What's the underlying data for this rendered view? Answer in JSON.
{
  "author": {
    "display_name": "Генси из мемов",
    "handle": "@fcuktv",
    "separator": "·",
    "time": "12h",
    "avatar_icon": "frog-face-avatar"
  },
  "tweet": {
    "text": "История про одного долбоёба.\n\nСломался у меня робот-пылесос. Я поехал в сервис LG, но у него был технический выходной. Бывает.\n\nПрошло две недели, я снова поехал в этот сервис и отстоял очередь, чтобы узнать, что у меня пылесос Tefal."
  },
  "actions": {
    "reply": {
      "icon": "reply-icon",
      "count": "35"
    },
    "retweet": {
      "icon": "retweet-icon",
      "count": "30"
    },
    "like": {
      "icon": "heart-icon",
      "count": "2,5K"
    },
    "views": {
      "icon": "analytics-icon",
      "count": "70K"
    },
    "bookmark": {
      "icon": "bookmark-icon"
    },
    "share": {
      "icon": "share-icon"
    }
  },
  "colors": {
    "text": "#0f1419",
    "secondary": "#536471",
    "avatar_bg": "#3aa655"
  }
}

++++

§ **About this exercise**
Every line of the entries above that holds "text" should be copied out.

§ **Response for this exercise**
    "text": "История про одного долбоёба.\n\nСломался у меня робот-пылесос. Я поехал в сервис LG, но у него был технический выходной. Бывает.\n\nПрошло две недели, я снова поехал в этот сервис и отстоял очередь, чтобы узнать, что у меня пылесос Tefal."
    "text": "#0f1419",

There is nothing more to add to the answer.